Excerpts from an interface dataset
- - - - - - -

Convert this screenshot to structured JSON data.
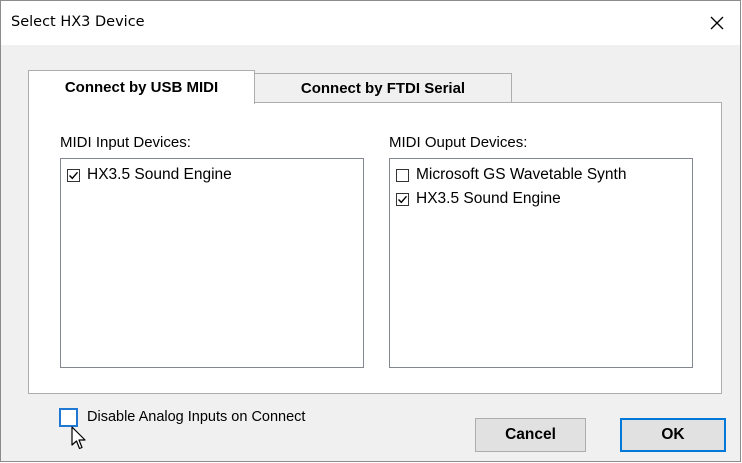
{
  "window": {
    "title": "Select HX3 Device",
    "close_icon": "close-icon"
  },
  "tabs": [
    {
      "label": "Connect by USB MIDI",
      "active": true
    },
    {
      "label": "Connect by FTDI Serial",
      "active": false
    }
  ],
  "midi_input": {
    "label": "MIDI Input Devices:",
    "items": [
      {
        "label": "HX3.5 Sound Engine",
        "checked": true
      }
    ]
  },
  "midi_output": {
    "label": "MIDI Ouput Devices:",
    "items": [
      {
        "label": "Microsoft GS Wavetable Synth",
        "checked": false
      },
      {
        "label": "HX3.5 Sound Engine",
        "checked": true
      }
    ]
  },
  "options": {
    "disable_analog_label": "Disable Analog Inputs on Connect",
    "disable_analog_checked": false
  },
  "buttons": {
    "cancel": "Cancel",
    "ok": "OK"
  },
  "colors": {
    "focus_blue": "#0078d7",
    "dialog_bg": "#f0f0f0"
  }
}
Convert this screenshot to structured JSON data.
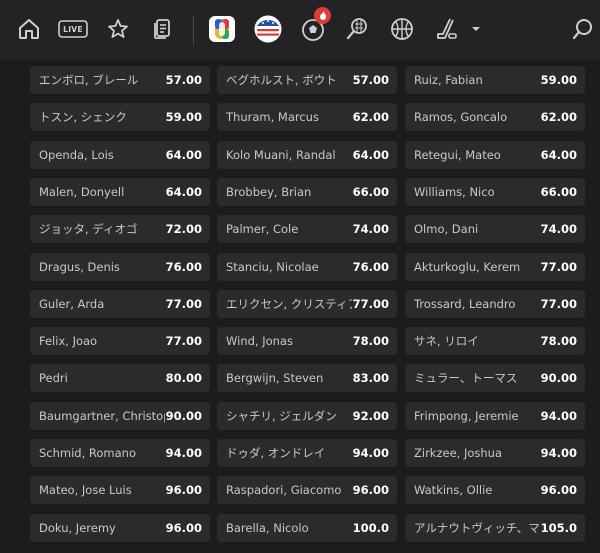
{
  "nav": {
    "live_label": "LIVE",
    "icons": [
      "home-icon",
      "live-icon",
      "star-icon",
      "betslip-icon",
      "euro-2024-icon",
      "copa-america-icon",
      "soccer-ball-icon",
      "tennis-icon",
      "basketball-icon",
      "hockey-icon",
      "chevron-down-icon",
      "search-icon"
    ],
    "badge_icon": "fire-icon",
    "accent": "#e03a3a"
  },
  "rows": [
    [
      {
        "name": "エンボロ, ブレール",
        "odds": "57.00"
      },
      {
        "name": "ベグホルスト, ボウト",
        "odds": "57.00"
      },
      {
        "name": "Ruiz, Fabian",
        "odds": "59.00"
      }
    ],
    [
      {
        "name": "トスン, シェンク",
        "odds": "59.00"
      },
      {
        "name": "Thuram, Marcus",
        "odds": "62.00"
      },
      {
        "name": "Ramos, Goncalo",
        "odds": "62.00"
      }
    ],
    [
      {
        "name": "Openda, Lois",
        "odds": "64.00"
      },
      {
        "name": "Kolo Muani, Randal",
        "odds": "64.00"
      },
      {
        "name": "Retegui, Mateo",
        "odds": "64.00"
      }
    ],
    [
      {
        "name": "Malen, Donyell",
        "odds": "64.00"
      },
      {
        "name": "Brobbey, Brian",
        "odds": "66.00"
      },
      {
        "name": "Williams, Nico",
        "odds": "66.00"
      }
    ],
    [
      {
        "name": "ジョッタ, ディオゴ",
        "odds": "72.00"
      },
      {
        "name": "Palmer, Cole",
        "odds": "74.00"
      },
      {
        "name": "Olmo, Dani",
        "odds": "74.00"
      }
    ],
    [
      {
        "name": "Dragus, Denis",
        "odds": "76.00"
      },
      {
        "name": "Stanciu, Nicolae",
        "odds": "76.00"
      },
      {
        "name": "Akturkoglu, Kerem",
        "odds": "77.00"
      }
    ],
    [
      {
        "name": "Guler, Arda",
        "odds": "77.00"
      },
      {
        "name": "エリクセン, クリスティアン",
        "odds": "77.00"
      },
      {
        "name": "Trossard, Leandro",
        "odds": "77.00"
      }
    ],
    [
      {
        "name": "Felix, Joao",
        "odds": "77.00"
      },
      {
        "name": "Wind, Jonas",
        "odds": "78.00"
      },
      {
        "name": "サネ, リロイ",
        "odds": "78.00"
      }
    ],
    [
      {
        "name": "Pedri",
        "odds": "80.00"
      },
      {
        "name": "Bergwijn, Steven",
        "odds": "83.00"
      },
      {
        "name": "ミュラー、トーマス",
        "odds": "90.00"
      }
    ],
    [
      {
        "name": "Baumgartner, Christoph",
        "odds": "90.00"
      },
      {
        "name": "シャチリ, ジェルダン",
        "odds": "92.00"
      },
      {
        "name": "Frimpong, Jeremie",
        "odds": "94.00"
      }
    ],
    [
      {
        "name": "Schmid, Romano",
        "odds": "94.00"
      },
      {
        "name": "ドゥダ, オンドレイ",
        "odds": "94.00"
      },
      {
        "name": "Zirkzee, Joshua",
        "odds": "94.00"
      }
    ],
    [
      {
        "name": "Mateo, Jose Luis",
        "odds": "96.00"
      },
      {
        "name": "Raspadori, Giacomo",
        "odds": "96.00"
      },
      {
        "name": "Watkins, Ollie",
        "odds": "96.00"
      }
    ],
    [
      {
        "name": "Doku, Jeremy",
        "odds": "96.00"
      },
      {
        "name": "Barella, Nicolo",
        "odds": "100.0"
      },
      {
        "name": "アルナウトヴィッチ、マルコ",
        "odds": "105.0"
      }
    ]
  ]
}
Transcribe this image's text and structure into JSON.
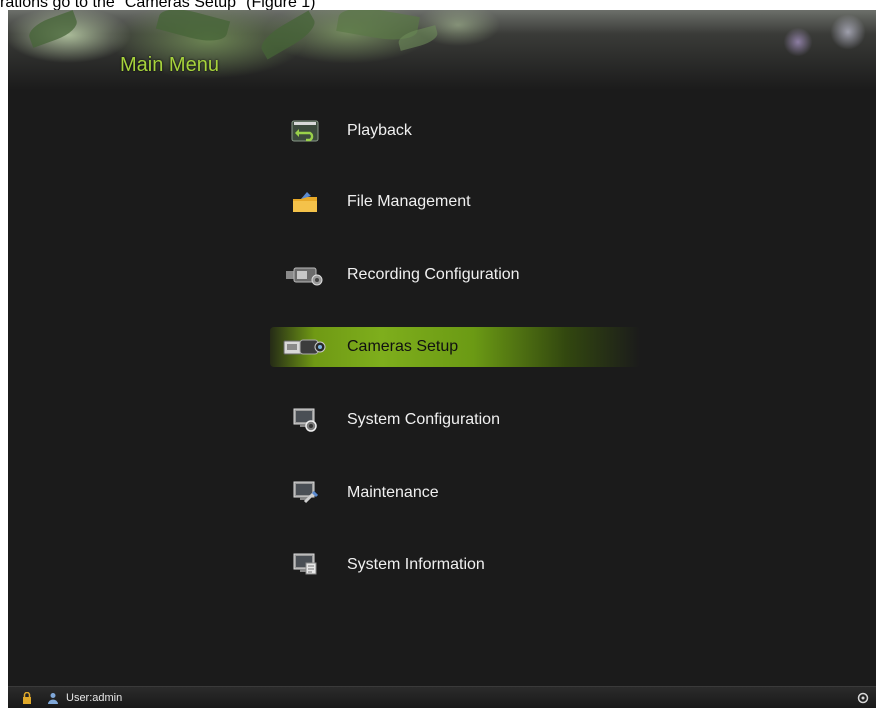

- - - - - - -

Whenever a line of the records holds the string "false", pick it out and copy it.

**RESULT:**
      "active": false
        "checked": false
    "disable_analog_checked": false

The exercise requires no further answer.